Agile Compass

Between February 11th and 13th of 2001, the Agile Software Development Manifesto emerged. From the begining, it defied corporate bureaucrats happy to push processes for the sake of processes instead of trying to do the best for the customer. A timely, tangible, and as promised delivery for the customer became one of the focus of the Agile movement. Moreover, the Agile movement recognized that in the new economy, to move aggressively into the era of e-business, e-commerce, and the web, businesses had to rid themselves of documentation driven, heavyweight software development processes.

The values for “The Agile Alliance” were and are until today (Agile Manifesto, 2001):

  1. Individuals and interactions over processes and tools
  2. Working software over comprehensive documentation
  3. Customer collaboration over contract negotiation
  4. Responding to change over following a plan

These values are supported by twelve principles that can be grouped given their subject in three different areas: project approach, change approach and team approach (Image Nº1. Grouping of the Principles).

Image Nº1. Grouping of the 12 Agile Principles

No hay texto alternativo para esta imagen

Source: Nastasha Velasco based on the Agile Manifesto, 2019.

Grouping the principles allow us to find the commonalities within them and the key elements that could be associated with a basic Agile approach.

In terms of project management, we can evidence three key elements.

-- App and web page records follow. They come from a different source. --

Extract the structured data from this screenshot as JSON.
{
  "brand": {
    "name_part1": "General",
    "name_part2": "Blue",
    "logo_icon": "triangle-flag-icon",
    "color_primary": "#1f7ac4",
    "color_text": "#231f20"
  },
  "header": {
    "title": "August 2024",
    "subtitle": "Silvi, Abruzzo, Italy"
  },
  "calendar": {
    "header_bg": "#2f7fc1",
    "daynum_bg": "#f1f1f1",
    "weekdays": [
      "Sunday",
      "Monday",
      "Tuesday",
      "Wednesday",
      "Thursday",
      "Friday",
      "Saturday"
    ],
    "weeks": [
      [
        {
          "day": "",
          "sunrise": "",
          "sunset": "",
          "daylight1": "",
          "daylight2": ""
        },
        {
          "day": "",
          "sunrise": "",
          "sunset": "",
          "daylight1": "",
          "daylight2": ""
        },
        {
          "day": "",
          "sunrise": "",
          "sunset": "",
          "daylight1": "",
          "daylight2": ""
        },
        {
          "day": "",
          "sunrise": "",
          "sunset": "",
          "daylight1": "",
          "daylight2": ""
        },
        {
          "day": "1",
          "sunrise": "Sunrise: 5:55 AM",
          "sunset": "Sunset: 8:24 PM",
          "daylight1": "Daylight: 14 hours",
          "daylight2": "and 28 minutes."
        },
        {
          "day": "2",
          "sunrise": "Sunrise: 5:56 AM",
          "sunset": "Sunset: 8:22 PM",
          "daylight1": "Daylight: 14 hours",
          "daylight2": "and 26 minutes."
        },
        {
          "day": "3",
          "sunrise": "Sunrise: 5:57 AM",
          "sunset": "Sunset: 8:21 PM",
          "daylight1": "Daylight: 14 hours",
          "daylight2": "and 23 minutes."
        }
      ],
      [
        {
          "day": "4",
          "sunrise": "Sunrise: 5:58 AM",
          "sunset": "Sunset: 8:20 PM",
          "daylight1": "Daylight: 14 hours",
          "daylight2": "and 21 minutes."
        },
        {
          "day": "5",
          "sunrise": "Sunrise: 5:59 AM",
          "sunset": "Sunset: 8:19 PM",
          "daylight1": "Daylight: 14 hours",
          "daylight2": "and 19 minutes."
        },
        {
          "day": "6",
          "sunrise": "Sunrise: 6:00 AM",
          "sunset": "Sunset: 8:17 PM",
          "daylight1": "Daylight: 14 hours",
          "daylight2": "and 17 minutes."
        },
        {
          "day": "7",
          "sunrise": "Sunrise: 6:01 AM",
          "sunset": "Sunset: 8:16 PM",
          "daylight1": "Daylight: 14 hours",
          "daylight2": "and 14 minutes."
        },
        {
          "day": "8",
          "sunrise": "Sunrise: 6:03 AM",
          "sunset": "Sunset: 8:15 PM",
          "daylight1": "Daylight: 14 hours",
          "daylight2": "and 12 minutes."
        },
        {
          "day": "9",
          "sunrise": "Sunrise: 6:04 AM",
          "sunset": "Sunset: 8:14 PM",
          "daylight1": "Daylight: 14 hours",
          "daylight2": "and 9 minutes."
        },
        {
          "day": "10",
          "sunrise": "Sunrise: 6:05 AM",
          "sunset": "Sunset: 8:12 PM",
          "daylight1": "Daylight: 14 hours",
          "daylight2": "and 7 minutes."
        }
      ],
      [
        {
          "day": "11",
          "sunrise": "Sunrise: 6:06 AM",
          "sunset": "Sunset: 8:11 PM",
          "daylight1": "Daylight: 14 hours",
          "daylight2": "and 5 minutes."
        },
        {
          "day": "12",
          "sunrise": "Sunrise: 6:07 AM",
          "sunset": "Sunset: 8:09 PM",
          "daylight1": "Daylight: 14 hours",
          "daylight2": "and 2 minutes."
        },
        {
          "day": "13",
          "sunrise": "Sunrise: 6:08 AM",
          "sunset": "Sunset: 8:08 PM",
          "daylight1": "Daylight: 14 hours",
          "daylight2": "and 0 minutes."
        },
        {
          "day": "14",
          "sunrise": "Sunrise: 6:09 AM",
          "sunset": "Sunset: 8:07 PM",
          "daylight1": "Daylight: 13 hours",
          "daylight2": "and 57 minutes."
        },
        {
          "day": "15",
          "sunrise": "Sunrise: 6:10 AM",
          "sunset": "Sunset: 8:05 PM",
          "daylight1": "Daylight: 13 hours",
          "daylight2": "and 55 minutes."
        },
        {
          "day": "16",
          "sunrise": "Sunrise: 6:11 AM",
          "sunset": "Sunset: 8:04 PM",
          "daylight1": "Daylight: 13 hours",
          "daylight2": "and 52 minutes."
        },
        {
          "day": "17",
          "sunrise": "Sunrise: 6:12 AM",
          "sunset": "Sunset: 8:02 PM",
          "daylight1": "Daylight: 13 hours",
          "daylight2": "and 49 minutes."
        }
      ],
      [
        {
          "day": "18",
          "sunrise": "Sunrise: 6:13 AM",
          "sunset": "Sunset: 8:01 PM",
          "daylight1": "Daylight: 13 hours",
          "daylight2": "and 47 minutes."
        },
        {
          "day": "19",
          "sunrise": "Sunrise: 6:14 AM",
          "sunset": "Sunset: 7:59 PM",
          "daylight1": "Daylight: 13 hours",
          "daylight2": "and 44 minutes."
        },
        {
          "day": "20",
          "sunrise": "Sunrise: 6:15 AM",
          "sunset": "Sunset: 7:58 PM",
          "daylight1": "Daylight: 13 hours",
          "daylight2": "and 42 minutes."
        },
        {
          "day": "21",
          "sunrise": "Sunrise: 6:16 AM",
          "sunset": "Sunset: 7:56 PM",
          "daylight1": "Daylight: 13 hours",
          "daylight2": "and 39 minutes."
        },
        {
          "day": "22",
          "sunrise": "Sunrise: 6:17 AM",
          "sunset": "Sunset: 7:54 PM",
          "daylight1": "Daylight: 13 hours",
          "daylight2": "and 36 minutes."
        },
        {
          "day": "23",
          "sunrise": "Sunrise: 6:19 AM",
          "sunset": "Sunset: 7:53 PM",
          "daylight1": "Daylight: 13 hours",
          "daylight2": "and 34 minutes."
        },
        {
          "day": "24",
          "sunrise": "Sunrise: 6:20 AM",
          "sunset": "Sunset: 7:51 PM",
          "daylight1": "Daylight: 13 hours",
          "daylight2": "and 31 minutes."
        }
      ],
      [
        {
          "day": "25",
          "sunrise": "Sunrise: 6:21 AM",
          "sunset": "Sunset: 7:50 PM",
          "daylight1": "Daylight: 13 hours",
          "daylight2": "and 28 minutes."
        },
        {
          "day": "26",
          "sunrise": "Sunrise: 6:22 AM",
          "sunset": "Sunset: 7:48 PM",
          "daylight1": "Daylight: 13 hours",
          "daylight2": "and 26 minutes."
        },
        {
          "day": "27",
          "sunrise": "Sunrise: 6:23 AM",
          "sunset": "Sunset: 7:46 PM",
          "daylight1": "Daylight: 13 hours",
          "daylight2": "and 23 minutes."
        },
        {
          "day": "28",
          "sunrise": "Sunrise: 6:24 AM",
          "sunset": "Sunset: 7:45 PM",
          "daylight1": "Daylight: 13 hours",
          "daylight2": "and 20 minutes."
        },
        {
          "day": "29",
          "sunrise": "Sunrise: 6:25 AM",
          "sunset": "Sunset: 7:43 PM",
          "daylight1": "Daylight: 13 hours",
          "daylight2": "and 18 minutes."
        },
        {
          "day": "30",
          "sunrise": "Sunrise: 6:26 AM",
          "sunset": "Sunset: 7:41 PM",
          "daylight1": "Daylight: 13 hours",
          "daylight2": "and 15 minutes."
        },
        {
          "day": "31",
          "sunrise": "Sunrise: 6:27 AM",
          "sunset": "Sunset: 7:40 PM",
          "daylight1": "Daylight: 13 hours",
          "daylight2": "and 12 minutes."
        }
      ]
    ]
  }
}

Early, frequent and continuous delivery of the software, product or service; attention to technical excellence & design, and an easy metric of success: working software/product/service. When it comes to the change approach, given its customer centricity, changes by the customer are welcomed at any stage. Even late in the development. Finally, the team approach evidences six key elements. It’s important for the implementation of an Agile approach that within our organizations we mix the business-oriented people with the responsibles of the software, product or service. Allowing them to work together will improve the workflow and deliveries while preventing failures or errors caused by silos. Moreover, Agile teams require motivated people. Those that you can trust, easily guide, and that only will need you to provide them a supporting environment. Finally, Agile teams are self-organizing, have constant face-to-face communication and make spaces for retrospective and integration of learnings (Image Nº2. Key Elements within the Principles per Group Area).

Image Nº2. Key Elements within the Principles per Group Area

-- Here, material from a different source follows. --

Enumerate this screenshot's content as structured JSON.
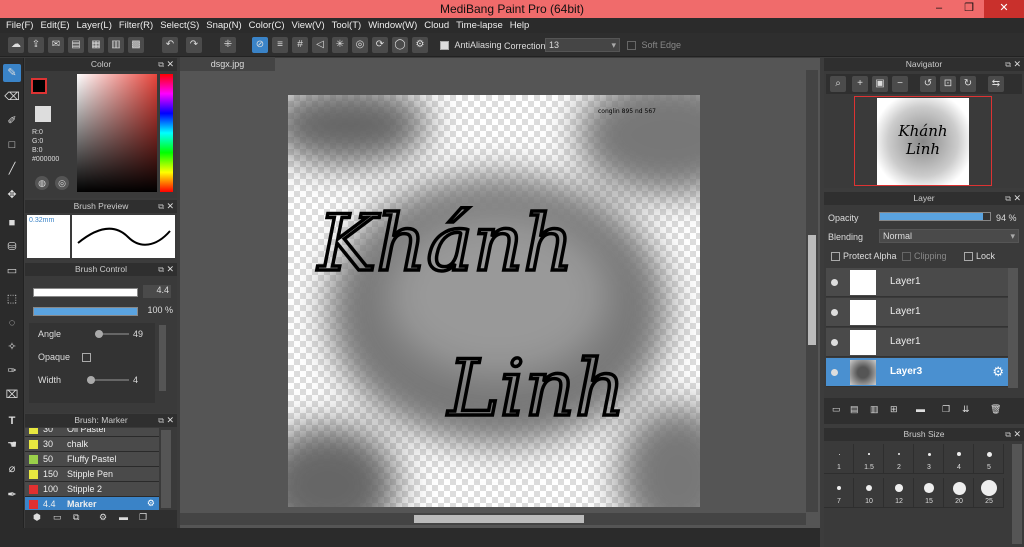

No hay texto alternativo para esta imagen

Source: Nastasha Velasco based on the Agile Manifesto, 2019.

Hence, next time that you wonder if your startup or organization is having an Agile approach explore how are you doing in terms of the key elements we identified per area ( Image Nº3. Key Questions per Area for Evaluating your Agile Approach ). They might allow you to find areas of improvement!

Image Nº3. Key Questions per Area for Evaluating your Agile ApproachNo hay texto alternativo para esta imagen

Source: Nastasha Velasco based on the Agile Manifesto, 2019.

Good luck with your Agile journey!

Nastasha Velasco

Leave a Reply

Scroll to Top
%d bloggers like this: